Every Marxist society has spread it wide and spread it thin.
I think in this context of Ronald Reagan’s observation that the nine most terrifying words in the English language are “I’m from the government and I’m here to help.”
The great 19th-century English essayist Walter Bagehot underscored the point.
It's a melancholy occupation, observed Bagehot, to ask whether the benevolence of mankind actually does more good than ill.
It makes the purveyor of benevolence feel better—and by “better” I mean “more smug and self-righteous.”
But it's unclear whether the objects of benevolence are any better off.
Just so with the modern welfare state.
It doesn’t matter that the welfare state actually creates more of the poverty and dependence it was instituted to abolish; the intentions behind it are benevolent.
Which is one of the reasons it's so seductive.
It flatters the vanity of those who espouse it even as it nourishes the egalitarian ambitions that have always been at the center of Enlightened thought.
T.S. Eliot laid bare the psychological mechanism of process in his play "The Cocktail Party."
“Half the harm that is done in the world,” he wrote, “is due to people who want to feel important.
“They don’t mean to do harm—but the harm does not interest them./Or they do not see it, or they justify it/Because they are absorbed in the endless struggle/To think well of themselves.
“The endless struggle to think well of themselves.”
From time immemorial, it has been the motor for all manner of socialist schemes.

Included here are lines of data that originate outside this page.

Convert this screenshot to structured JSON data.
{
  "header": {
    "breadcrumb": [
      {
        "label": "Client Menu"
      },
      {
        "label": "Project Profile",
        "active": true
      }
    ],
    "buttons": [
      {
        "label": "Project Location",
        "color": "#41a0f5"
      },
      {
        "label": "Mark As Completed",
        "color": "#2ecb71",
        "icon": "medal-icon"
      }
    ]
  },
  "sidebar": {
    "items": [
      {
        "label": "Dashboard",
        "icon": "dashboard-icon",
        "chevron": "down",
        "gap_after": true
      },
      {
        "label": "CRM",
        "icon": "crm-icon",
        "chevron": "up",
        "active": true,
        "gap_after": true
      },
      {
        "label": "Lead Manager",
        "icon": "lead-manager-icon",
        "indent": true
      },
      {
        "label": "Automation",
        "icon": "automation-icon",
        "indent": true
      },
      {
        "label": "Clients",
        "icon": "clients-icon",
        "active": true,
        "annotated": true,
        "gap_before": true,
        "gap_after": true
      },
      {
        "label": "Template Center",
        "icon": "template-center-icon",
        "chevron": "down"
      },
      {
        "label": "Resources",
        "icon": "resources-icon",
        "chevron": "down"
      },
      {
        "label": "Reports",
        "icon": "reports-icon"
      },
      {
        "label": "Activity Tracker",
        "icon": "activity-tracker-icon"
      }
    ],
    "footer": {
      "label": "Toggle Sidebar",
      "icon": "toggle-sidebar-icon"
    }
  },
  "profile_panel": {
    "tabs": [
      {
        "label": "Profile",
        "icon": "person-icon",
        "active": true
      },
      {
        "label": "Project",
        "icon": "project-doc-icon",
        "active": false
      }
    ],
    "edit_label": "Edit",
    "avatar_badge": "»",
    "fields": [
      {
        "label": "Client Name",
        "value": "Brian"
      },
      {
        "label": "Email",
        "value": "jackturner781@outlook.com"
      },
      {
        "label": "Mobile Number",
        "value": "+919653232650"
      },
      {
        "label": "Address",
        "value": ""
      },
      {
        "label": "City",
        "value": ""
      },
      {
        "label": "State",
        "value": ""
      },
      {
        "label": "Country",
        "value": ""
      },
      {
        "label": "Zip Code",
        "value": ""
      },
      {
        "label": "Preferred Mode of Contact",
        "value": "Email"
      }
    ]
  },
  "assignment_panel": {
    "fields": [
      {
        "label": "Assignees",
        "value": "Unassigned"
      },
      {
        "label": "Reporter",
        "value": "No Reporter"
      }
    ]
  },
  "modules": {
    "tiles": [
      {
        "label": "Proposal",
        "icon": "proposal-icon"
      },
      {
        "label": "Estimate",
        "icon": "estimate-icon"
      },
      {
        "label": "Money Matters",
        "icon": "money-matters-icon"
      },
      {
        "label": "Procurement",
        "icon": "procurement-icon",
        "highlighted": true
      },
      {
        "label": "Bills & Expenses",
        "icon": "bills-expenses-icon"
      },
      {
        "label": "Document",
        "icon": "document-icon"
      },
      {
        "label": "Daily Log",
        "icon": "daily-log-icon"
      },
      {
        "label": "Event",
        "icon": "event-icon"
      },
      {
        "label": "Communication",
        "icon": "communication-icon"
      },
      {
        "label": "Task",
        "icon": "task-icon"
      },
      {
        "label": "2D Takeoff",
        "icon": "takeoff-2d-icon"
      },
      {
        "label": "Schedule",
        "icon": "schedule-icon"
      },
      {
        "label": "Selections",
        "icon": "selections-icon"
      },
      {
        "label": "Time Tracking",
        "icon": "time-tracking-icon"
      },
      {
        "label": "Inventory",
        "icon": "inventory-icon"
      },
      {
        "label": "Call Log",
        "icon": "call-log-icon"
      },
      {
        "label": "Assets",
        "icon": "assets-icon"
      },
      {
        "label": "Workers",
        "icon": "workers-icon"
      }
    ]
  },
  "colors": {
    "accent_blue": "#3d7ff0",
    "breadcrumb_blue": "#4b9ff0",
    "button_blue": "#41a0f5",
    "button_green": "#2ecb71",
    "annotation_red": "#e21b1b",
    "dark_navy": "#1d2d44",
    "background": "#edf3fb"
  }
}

Joe the Plumber, ordinary working-class chap that he was, understood this far better than the fancy people who went on to ridicule him.
Let's take a moment to remember him with gratitude. R.I.P.